Biodiversity of urban habitat patches

P.G. Angold, J.P. Sadler, M.O. Hill, A. Pullin, S. Rushton, K. Austin, E. Small, B. Wood, R. Wadsworth, R. Sanderson, K. Thompson

Research output: Contribution to journalArticlepeer-review

275 Citations (Scopus)


We examined the biodiversity of urban habitats in Birmingham (England) using a combination of field surveys of plants and carabid beetles, genetic studies of four species of butterflies, modelling the anthropochorous nature of the floral communities and spatially explicit modelling of selected mammal species. The aim of the project was to: (i) understand the ecological characteristics of the biota of cities model, (ii) examine the effects of habitat fragment size and connectivity upon the ecological diversity and individual species distributions, (iii) predict biodiversity in cities, and (iv) analyse the extent to which the flora and fauna utilise the 'urban greenways' both as wildlife corridors and as habitats in their own right. The results suggest that cities provide habitats for rich and diverse range of plants and animals, which occur sometimes in unlikely recombinant communities. The studies on carabids and butterflies illustrated the relative importance of habitat quality on individual sites as opposed to site location within the conurbation. This suggests that dispersal for most of our urban species is not a limiting factor in population persistence, although elements of the woodland carabid fauna did appear to have some geographical structuring. Theoretical models suggested that dormice and water voles may depend on linear habitats for dispersal. The models also indicated that other groups, such as small and medium sized mammals, may use corridors, although field-based research did not provide any evidence to suggest that plants or invertebrates use urban greenways for dispersal. This finding indicates the importance of identifying a target species or group of species for urban greenways intended as dispersal routeways rather than as habitat in their own right. Their importance for most groups is rather that greenways provide a chain of different habitats permeating the urban environment. We suggest that planners can have a positive impact on urban biodiversity by slowing the pace of redevelopment and by not hurrying to tidy up and redevelop brownfield sites.
Original languageEnglish
Pages (from-to)196-204
Number of pages9
JournalScience of the Total Environment
Issue number1-3
Early online date16 Nov 2005
Publication statusPublished - 1 May 2006
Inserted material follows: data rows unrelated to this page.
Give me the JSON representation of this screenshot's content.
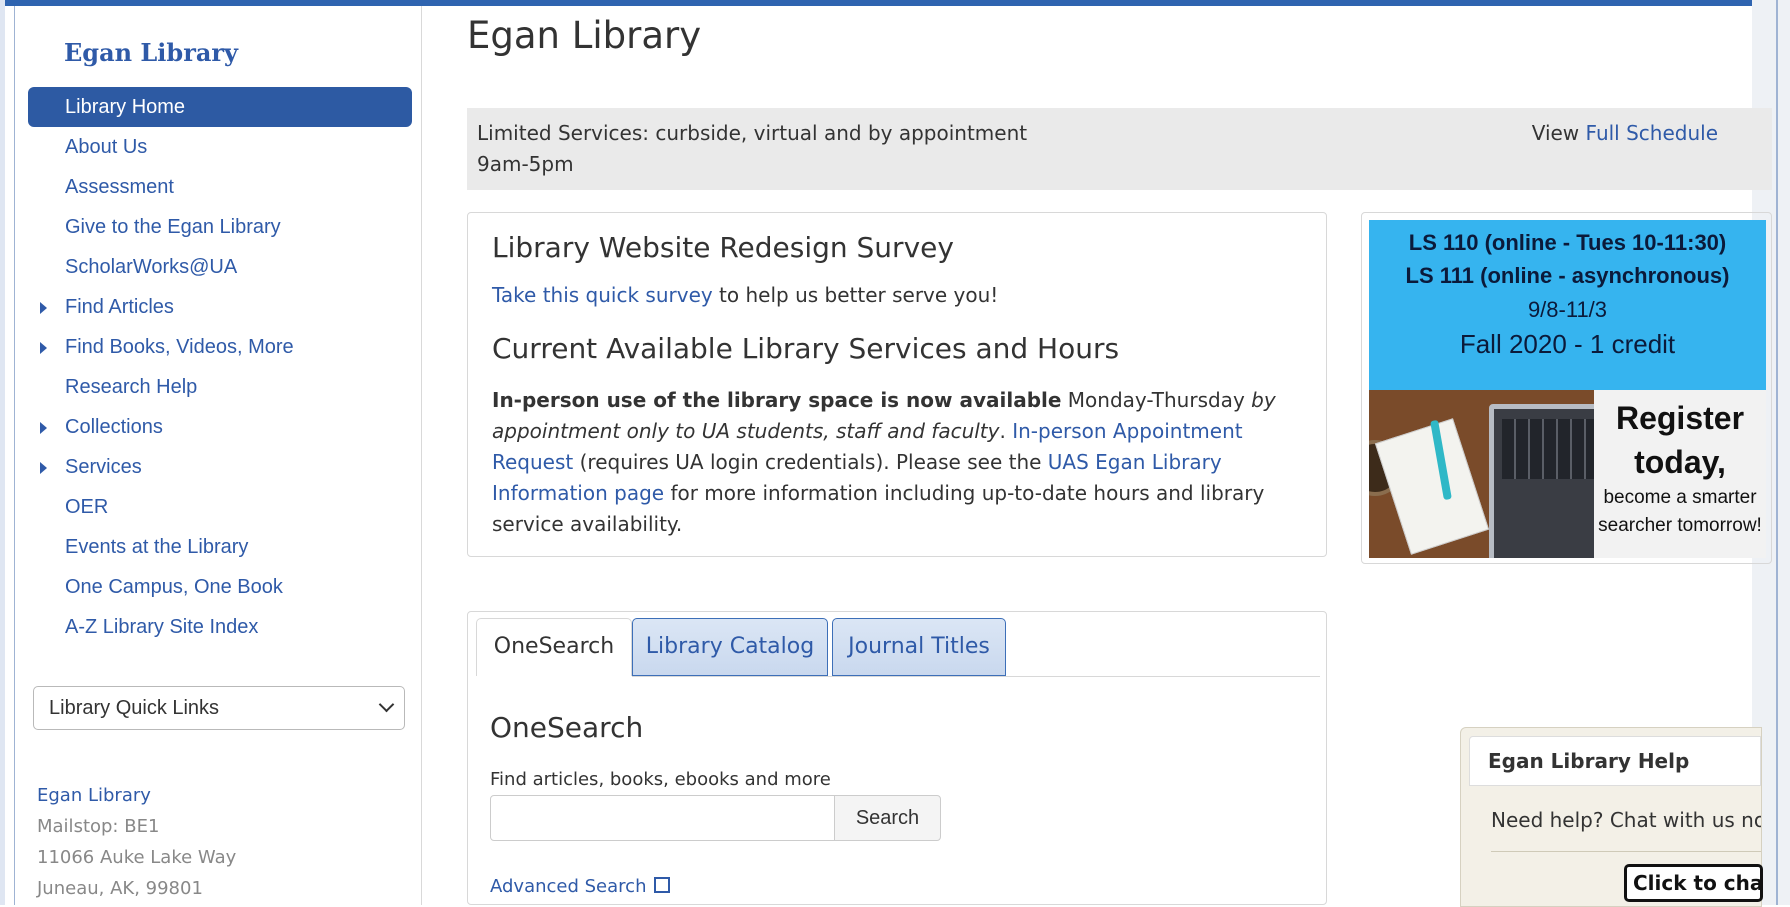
{
  "sidebar": {
    "title": "Egan Library",
    "nav": [
      {
        "label": "Library Home",
        "active": true,
        "expandable": false
      },
      {
        "label": "About Us",
        "active": false,
        "expandable": false
      },
      {
        "label": "Assessment",
        "active": false,
        "expandable": false
      },
      {
        "label": "Give to the Egan Library",
        "active": false,
        "expandable": false
      },
      {
        "label": "ScholarWorks@UA",
        "active": false,
        "expandable": false
      },
      {
        "label": "Find Articles",
        "active": false,
        "expandable": true
      },
      {
        "label": "Find Books, Videos, More",
        "active": false,
        "expandable": true
      },
      {
        "label": "Research Help",
        "active": false,
        "expandable": false
      },
      {
        "label": "Collections",
        "active": false,
        "expandable": true
      },
      {
        "label": "Services",
        "active": false,
        "expandable": true
      },
      {
        "label": "OER",
        "active": false,
        "expandable": false
      },
      {
        "label": "Events at the Library",
        "active": false,
        "expandable": false
      },
      {
        "label": "One Campus, One Book",
        "active": false,
        "expandable": false
      },
      {
        "label": "A-Z Library Site Index",
        "active": false,
        "expandable": false
      }
    ],
    "quick_links_label": "Library Quick Links",
    "address": {
      "name": "Egan Library",
      "mailstop": "Mailstop: BE1",
      "street": "11066 Auke Lake Way",
      "city": "Juneau, AK, 99801"
    }
  },
  "main": {
    "title": "Egan Library",
    "hours_banner": {
      "status": "Limited Services: curbside, virtual and by appointment",
      "hours": "9am-5pm",
      "view_prefix": "View",
      "view_link": "Full Schedule"
    },
    "survey_box": {
      "heading": "Library Website Redesign Survey",
      "survey_link": "Take this quick survey",
      "survey_text": " to help us better serve you!",
      "services_heading": "Current Available Library Services and Hours",
      "p_bold": "In-person use of the library space is now available",
      "p_text1": " Monday-Thursday ",
      "p_italic": "by appointment only to UA students, staff and faculty",
      "p_text2": ". ",
      "p_link1": "In-person Appointment Request",
      "p_text3": " (requires UA login credentials). Please see the ",
      "p_link2": "UAS Egan Library Information page",
      "p_text4": " for more information including up-to-date hours and library service availability."
    },
    "promo": {
      "line1": "LS 110 (online - Tues 10-11:30)",
      "line2": "LS 111 (online - asynchronous)",
      "line3": "9/8-11/3",
      "line4": "Fall 2020 - 1 credit",
      "cta1": "Register",
      "cta2": "today,",
      "cta3": "become a smarter searcher tomorrow!"
    },
    "search": {
      "tabs": [
        "OneSearch",
        "Library Catalog",
        "Journal Titles"
      ],
      "active_tab": "OneSearch",
      "heading": "OneSearch",
      "description": "Find articles, books, ebooks and more",
      "input_value": "",
      "button_label": "Search",
      "advanced_link": "Advanced Search"
    }
  },
  "help_widget": {
    "title": "Egan Library Help",
    "text": "Need help? Chat with us now",
    "button": "Click to chat"
  },
  "colors": {
    "brand_blue": "#2d5aa3",
    "link_blue": "#2f5aa8",
    "promo_blue": "#36b4ef",
    "banner_gray": "#eaeaea"
  },
  "icons": {
    "expand": "caret-right-icon",
    "dropdown": "chevron-down-icon",
    "external": "external-link-icon"
  }
}
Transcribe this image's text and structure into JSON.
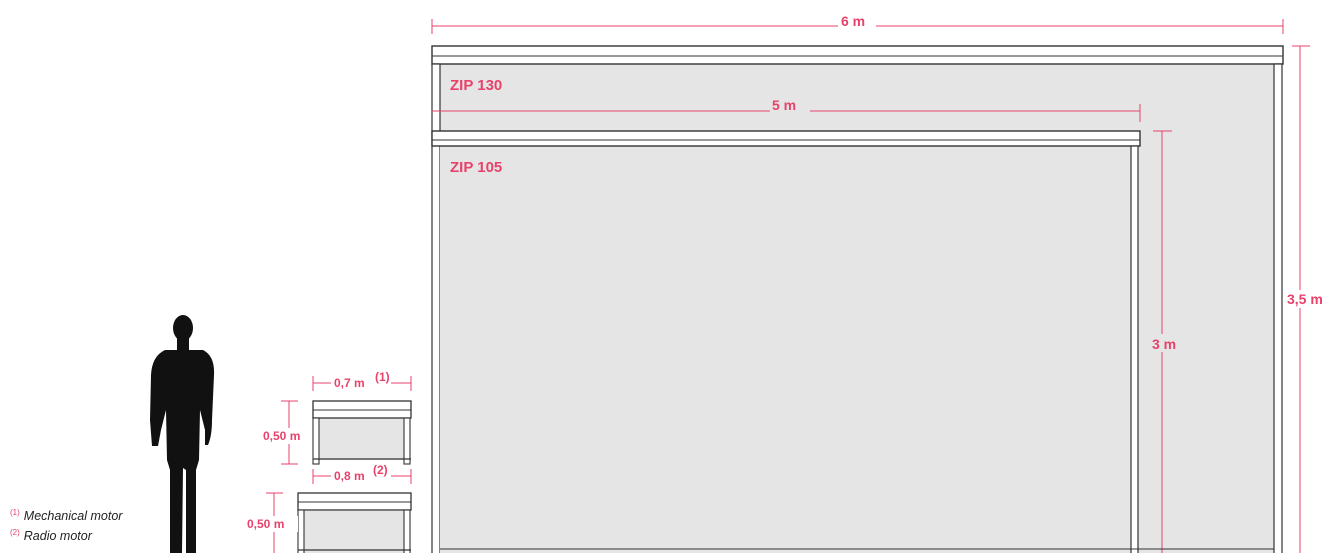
{
  "colors": {
    "accent": "#e8426b",
    "panel": "#e4e5e4",
    "frame": "#333333"
  },
  "large": {
    "name": "ZIP 130",
    "width": "6 m",
    "height": "3,5 m"
  },
  "medium": {
    "name": "ZIP 105",
    "width": "5 m",
    "height": "3 m"
  },
  "small_top": {
    "width": "0,7 m",
    "width_note": "(1)",
    "height": "0,50 m"
  },
  "small_bottom": {
    "width": "0,8 m",
    "width_note": "(2)",
    "height": "0,50 m"
  },
  "legend": [
    {
      "mark": "(1)",
      "text": "Mechanical motor"
    },
    {
      "mark": "(2)",
      "text": "Radio motor"
    }
  ],
  "icons": {
    "person": "person-silhouette-icon"
  }
}
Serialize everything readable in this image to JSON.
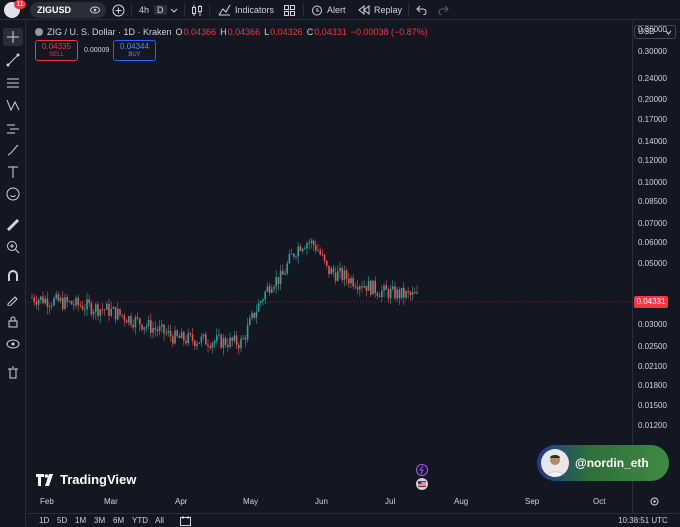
{
  "topbar": {
    "notification_count": "11",
    "symbol": "ZIGUSD",
    "timeframe": "4h",
    "timeframe_selected": "D",
    "indicators_label": "Indicators",
    "alert_label": "Alert",
    "replay_label": "Replay"
  },
  "legend": {
    "title": "ZIG / U. S. Dollar · 1D · Kraken",
    "o_label": "O",
    "o_val": "0.04366",
    "h_label": "H",
    "h_val": "0.04366",
    "l_label": "L",
    "l_val": "0.04326",
    "c_label": "C",
    "c_val": "0.04331",
    "change": "−0.00038 (−0.87%)"
  },
  "trade": {
    "sell_price": "0.04335",
    "sell_label": "SELL",
    "spread": "0.00009",
    "buy_price": "0.04344",
    "buy_label": "BUY"
  },
  "axis": {
    "currency": "USD",
    "last_price": "0.04331",
    "y_labels": [
      "0.36000",
      "0.30000",
      "0.24000",
      "0.20000",
      "0.17000",
      "0.14000",
      "0.12000",
      "0.10000",
      "0.08500",
      "0.07000",
      "0.06000",
      "0.05000",
      "0.03600",
      "0.03000",
      "0.02500",
      "0.02100",
      "0.01800",
      "0.01500",
      "0.01200",
      "0.00920"
    ],
    "x_labels": [
      "Feb",
      "Mar",
      "Apr",
      "May",
      "Jun",
      "Jul",
      "Aug",
      "Sep",
      "Oct"
    ]
  },
  "ranges": [
    "1D",
    "5D",
    "1M",
    "3M",
    "6M",
    "YTD",
    "All"
  ],
  "clock": "10:38:51 UTC",
  "branding": {
    "tradingview": "TradingView",
    "watermark_handle": "@nordin_eth"
  },
  "colors": {
    "up": "#26a69a",
    "down": "#ef5350",
    "background": "#131722",
    "accent": "#2962ff"
  },
  "chart_data": {
    "type": "candlestick",
    "title": "ZIG / U. S. Dollar · 1D · Kraken",
    "y_scale": "log",
    "ylim": [
      0.0092,
      0.38
    ],
    "x_range": [
      "Feb",
      "Oct"
    ],
    "last_close": 0.04331,
    "approx_close_path": [
      {
        "x": "Feb",
        "y": 0.043
      },
      {
        "x": "Mar",
        "y": 0.039
      },
      {
        "x": "Apr",
        "y": 0.031
      },
      {
        "x": "May",
        "y": 0.03
      },
      {
        "x": "May (late)",
        "y": 0.049
      },
      {
        "x": "Jun",
        "y": 0.055
      },
      {
        "x": "Jul",
        "y": 0.045
      },
      {
        "x": "Jul (mid)",
        "y": 0.04331
      }
    ]
  }
}
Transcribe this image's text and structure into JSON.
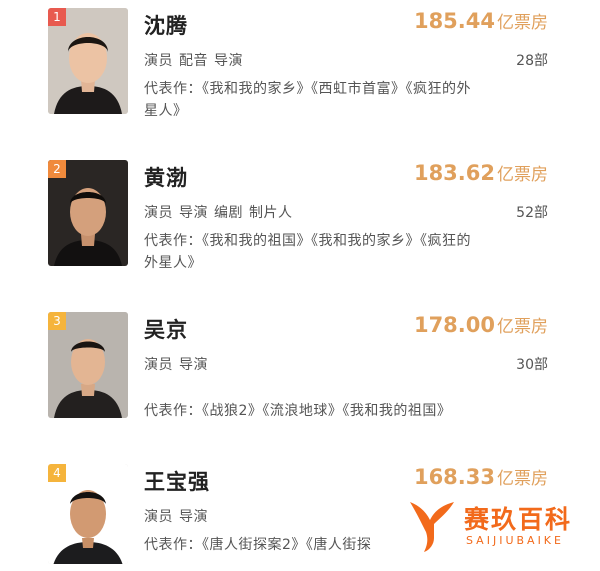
{
  "entries": [
    {
      "rank": "1",
      "rank_color": "#e85a4f",
      "name": "沈腾",
      "box_office": "185.44",
      "unit": "亿票房",
      "roles": [
        "演员",
        "配音",
        "导演"
      ],
      "film_count": "28部",
      "works_label": "代表作：",
      "works_line1": "《我和我的家乡》《西虹市首富》《疯狂的外",
      "works_line2": "星人》"
    },
    {
      "rank": "2",
      "rank_color": "#f08a3c",
      "name": "黄渤",
      "box_office": "183.62",
      "unit": "亿票房",
      "roles": [
        "演员",
        "导演",
        "编剧",
        "制片人"
      ],
      "film_count": "52部",
      "works_label": "代表作：",
      "works_line1": "《我和我的祖国》《我和我的家乡》《疯狂的",
      "works_line2": "外星人》"
    },
    {
      "rank": "3",
      "rank_color": "#f5b43c",
      "name": "吴京",
      "box_office": "178.00",
      "unit": "亿票房",
      "roles": [
        "演员",
        "导演"
      ],
      "film_count": "30部",
      "works_label": "代表作：",
      "works_line1": "《战狼2》《流浪地球》《我和我的祖国》"
    },
    {
      "rank": "4",
      "rank_color": "#f5b43c",
      "name": "王宝强",
      "box_office": "168.33",
      "unit": "亿票房",
      "roles": [
        "演员",
        "导演"
      ],
      "works_label": "代表作：",
      "works_line1": "《唐人街探案2》《唐人街探"
    }
  ],
  "watermark": {
    "title": "赛玖百科",
    "subtitle": "SAIJIUBAIKE",
    "color": "#f26a1b"
  }
}
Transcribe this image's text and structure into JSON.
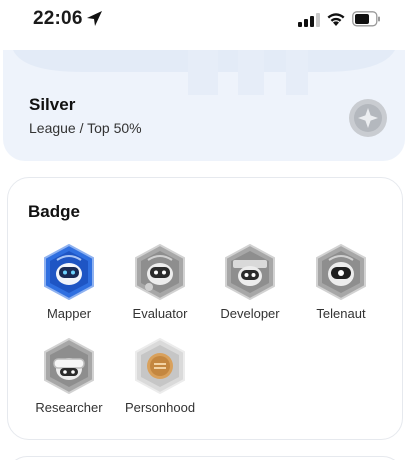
{
  "status_bar": {
    "time": "22:06",
    "icons": [
      "location-arrow-icon",
      "signal-icon",
      "wifi-icon",
      "battery-icon"
    ]
  },
  "league": {
    "title": "Silver",
    "subtitle": "League / Top 50%",
    "medal_icon": "silver-star-medal-icon",
    "background_color": "#eef3fb"
  },
  "badges": {
    "title": "Badge",
    "items": [
      {
        "label": "Mapper",
        "icon": "mapper-robot-badge-icon",
        "color": "#2f6fe0",
        "earned": true
      },
      {
        "label": "Evaluator",
        "icon": "evaluator-robot-badge-icon",
        "color": "#9a9a9a",
        "earned": false
      },
      {
        "label": "Developer",
        "icon": "developer-robot-badge-icon",
        "color": "#9a9a9a",
        "earned": false
      },
      {
        "label": "Telenaut",
        "icon": "telenaut-robot-badge-icon",
        "color": "#9a9a9a",
        "earned": false
      },
      {
        "label": "Researcher",
        "icon": "researcher-robot-badge-icon",
        "color": "#9a9a9a",
        "earned": false
      },
      {
        "label": "Personhood",
        "icon": "personhood-coin-badge-icon",
        "color": "#d9a15c",
        "earned": false
      }
    ]
  }
}
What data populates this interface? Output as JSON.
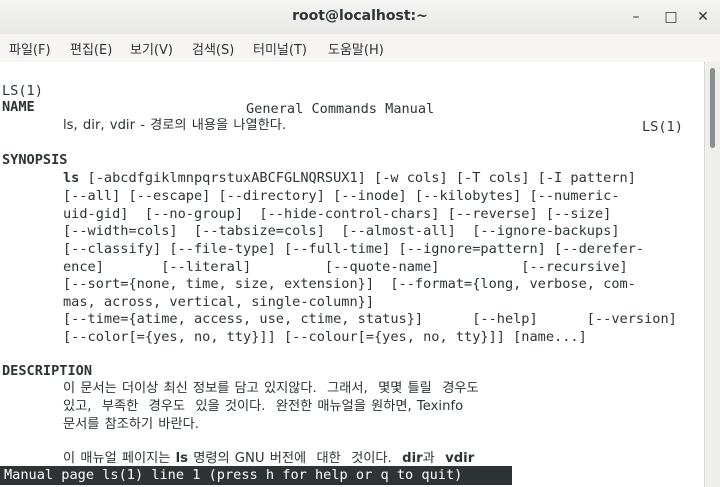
{
  "window": {
    "title": "root@localhost:~",
    "minimize": "–",
    "maximize": "□",
    "close": "✕"
  },
  "menu": [
    "파일(F)",
    "편집(E)",
    "보기(V)",
    "검색(S)",
    "터미널(T)",
    "도움말(H)"
  ],
  "man": {
    "header_left": "LS(1)",
    "header_center": "General Commands Manual",
    "header_right": "LS(1)",
    "name_heading": "NAME",
    "name_line": "ls, dir, vdir - 경로의 내용을 나열한다.",
    "synopsis_heading": "SYNOPSIS",
    "synopsis_cmd": "ls",
    "synopsis": [
      " [-abcdfgiklmnpqrstuxABCFGLNQRSUX1] [-w cols] [-T cols] [-I pattern]",
      "[--all] [--escape] [--directory] [--inode] [--kilobytes] [--numeric-",
      "uid-gid]  [--no-group]  [--hide-control-chars] [--reverse] [--size]",
      "[--width=cols]  [--tabsize=cols]  [--almost-all]  [--ignore-backups]",
      "[--classify] [--file-type] [--full-time] [--ignore=pattern] [--derefer-",
      "ence]       [--literal]         [--quote-name]          [--recursive]",
      "[--sort={none, time, size, extension}]  [--format={long, verbose, com-",
      "mas, across, vertical, single-column}]",
      "[--time={atime, access, use, ctime, status}]      [--help]      [--version]",
      "[--color[={yes, no, tty}]] [--colour[={yes, no, tty}]] [name...]"
    ],
    "description_heading": "DESCRIPTION",
    "description": [
      "이 문서는 더이상 최신 정보를 담고 있지않다.  그래서,  몇몇 틀릴  경우도",
      "있고,  부족한  경우도  있을 것이다.  완전한 매뉴얼을 원하면, Texinfo",
      "문서를 참조하기 바란다."
    ],
    "last_line_start": "이 매뉴얼 페이지는 ",
    "last_line_ls": "ls",
    "last_line_mid": " 명령의 GNU 버전에  대한  것이다.  ",
    "last_line_dir": "dir",
    "last_line_and": "과  ",
    "last_line_vdir": "vdir"
  },
  "status_text": "Manual page ls(1) line 1 (press h for help or q to quit)"
}
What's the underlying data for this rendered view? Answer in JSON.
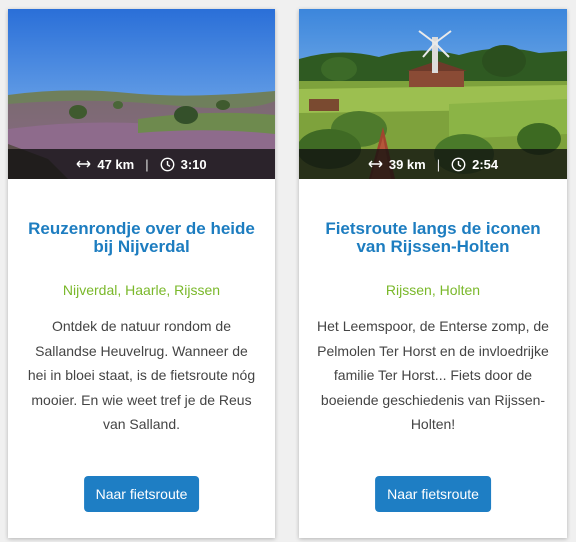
{
  "colors": {
    "title": "#1d7dc0",
    "places": "#7ab82a",
    "button": "#1e7ec4"
  },
  "cards": [
    {
      "distance": "47 km",
      "duration": "3:10",
      "title": "Reuzenrondje over de heide bij Nijverdal",
      "places": "Nijverdal, Haarle, Rijssen",
      "description": "Ontdek de natuur rondom de Sallandse Heuvelrug. Wanneer de hei in bloei staat, is de fietsroute nóg mooier. En wie weet tref je de Reus van Salland.",
      "button": "Naar fietsroute"
    },
    {
      "distance": "39 km",
      "duration": "2:54",
      "title": "Fietsroute langs de iconen van Rijssen-Holten",
      "places": "Rijssen, Holten",
      "description": "Het Leemspoor, de Enterse zomp, de Pelmolen Ter Horst en de invloedrijke familie Ter Horst... Fiets door de boeiende geschiedenis van Rijssen-Holten!",
      "button": "Naar fietsroute"
    }
  ],
  "icons": {
    "distance": "arrows-horizontal-icon",
    "duration": "clock-icon"
  }
}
  • mammals
  • biodiversity
  • butterflies
  • habitat corridors
  • Birmingham
  • plants
  • modelling
  • beetles


Dive into the research topics of 'Biodiversity of urban habitat patches'. Together they form a unique fingerprint.

Cite this